BEGIN

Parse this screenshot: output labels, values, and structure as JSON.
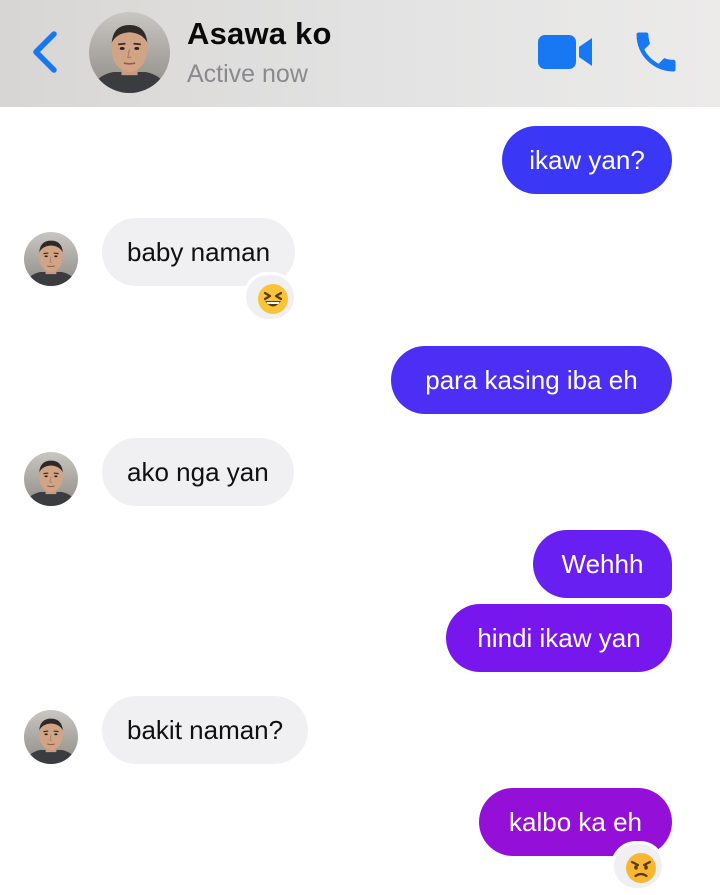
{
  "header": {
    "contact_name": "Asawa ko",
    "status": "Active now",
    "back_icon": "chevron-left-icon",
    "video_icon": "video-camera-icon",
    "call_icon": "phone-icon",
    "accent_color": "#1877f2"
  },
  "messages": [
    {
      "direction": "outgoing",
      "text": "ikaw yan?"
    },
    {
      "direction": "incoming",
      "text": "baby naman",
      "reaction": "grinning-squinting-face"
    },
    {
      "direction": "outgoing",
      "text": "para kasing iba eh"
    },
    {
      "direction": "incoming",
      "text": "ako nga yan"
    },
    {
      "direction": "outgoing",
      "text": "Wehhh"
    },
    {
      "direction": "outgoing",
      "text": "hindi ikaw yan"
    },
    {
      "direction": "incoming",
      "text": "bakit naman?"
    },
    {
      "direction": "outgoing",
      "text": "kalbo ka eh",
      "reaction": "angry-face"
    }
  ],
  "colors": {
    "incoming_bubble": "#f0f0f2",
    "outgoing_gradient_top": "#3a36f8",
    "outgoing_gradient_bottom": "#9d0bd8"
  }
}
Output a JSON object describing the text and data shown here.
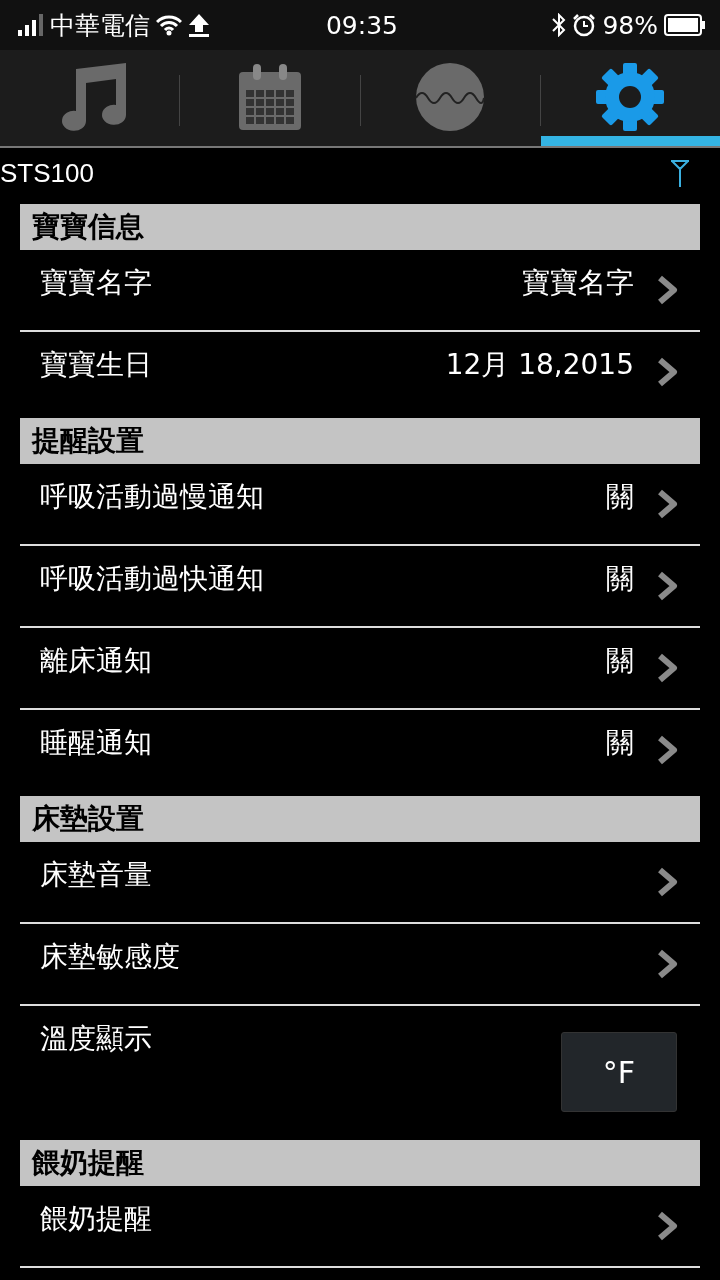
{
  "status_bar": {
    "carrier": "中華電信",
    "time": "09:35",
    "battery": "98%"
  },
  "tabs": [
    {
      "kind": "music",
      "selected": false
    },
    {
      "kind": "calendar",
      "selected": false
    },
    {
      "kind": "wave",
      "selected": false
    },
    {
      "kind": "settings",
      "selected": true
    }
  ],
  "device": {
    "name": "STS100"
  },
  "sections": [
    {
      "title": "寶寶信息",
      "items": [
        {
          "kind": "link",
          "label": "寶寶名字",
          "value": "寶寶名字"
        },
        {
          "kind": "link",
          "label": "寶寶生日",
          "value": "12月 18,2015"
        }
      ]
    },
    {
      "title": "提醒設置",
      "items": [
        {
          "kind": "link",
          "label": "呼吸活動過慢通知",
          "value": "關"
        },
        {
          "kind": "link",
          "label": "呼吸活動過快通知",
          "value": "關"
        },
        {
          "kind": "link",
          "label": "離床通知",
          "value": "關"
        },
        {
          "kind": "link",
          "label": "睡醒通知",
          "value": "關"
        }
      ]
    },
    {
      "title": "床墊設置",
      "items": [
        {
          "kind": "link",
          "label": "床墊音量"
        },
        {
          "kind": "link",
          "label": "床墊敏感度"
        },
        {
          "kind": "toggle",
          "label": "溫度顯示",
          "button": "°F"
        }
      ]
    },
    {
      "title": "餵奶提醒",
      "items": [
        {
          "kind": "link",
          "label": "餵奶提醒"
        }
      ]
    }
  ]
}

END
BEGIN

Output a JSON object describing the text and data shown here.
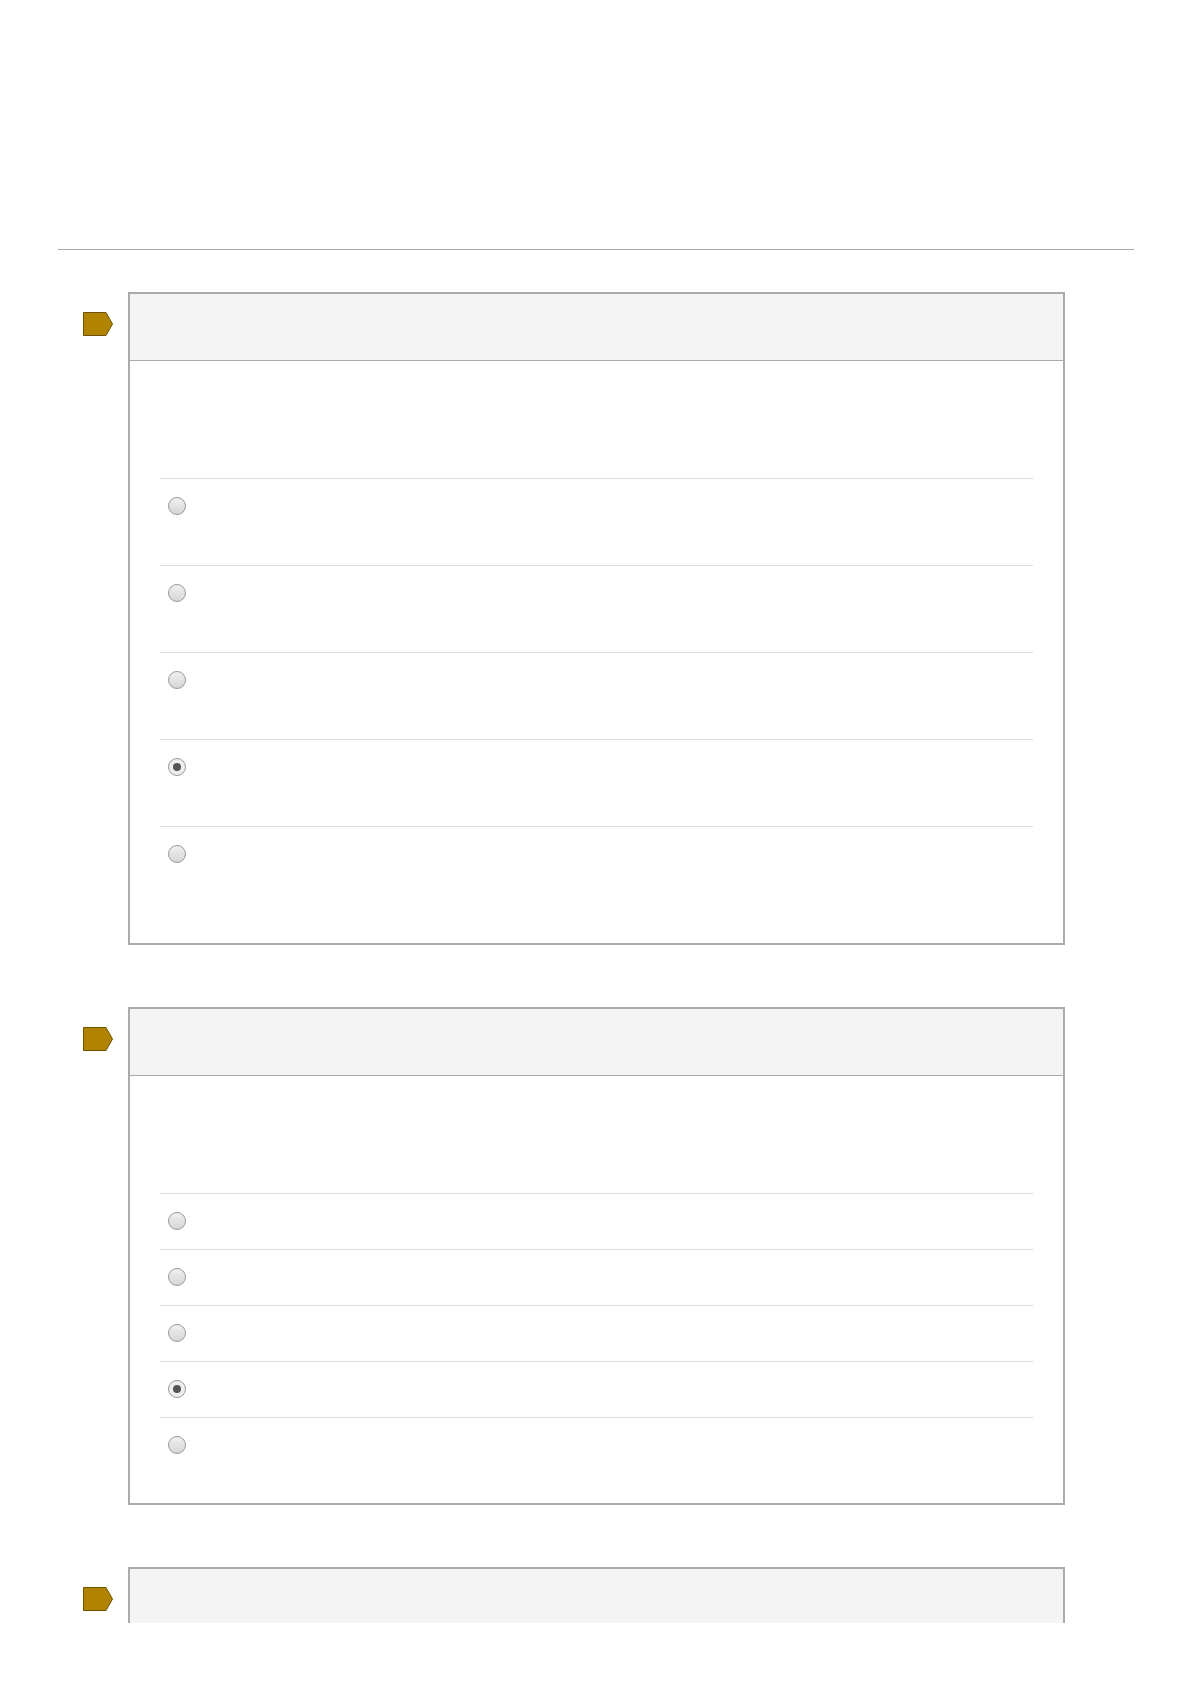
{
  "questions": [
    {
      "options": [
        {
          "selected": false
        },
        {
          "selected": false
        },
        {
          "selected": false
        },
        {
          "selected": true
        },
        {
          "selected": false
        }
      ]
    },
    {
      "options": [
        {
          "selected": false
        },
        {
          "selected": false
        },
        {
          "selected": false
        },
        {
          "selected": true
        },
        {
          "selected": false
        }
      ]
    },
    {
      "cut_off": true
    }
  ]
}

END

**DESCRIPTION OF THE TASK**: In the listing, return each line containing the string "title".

**RESULT FOR THIS EXERCISE**:
      "title": "寶寶信息",
      "title": "提醒設置",
      "title": "床墊設置",
      "title": "餵奶提醒",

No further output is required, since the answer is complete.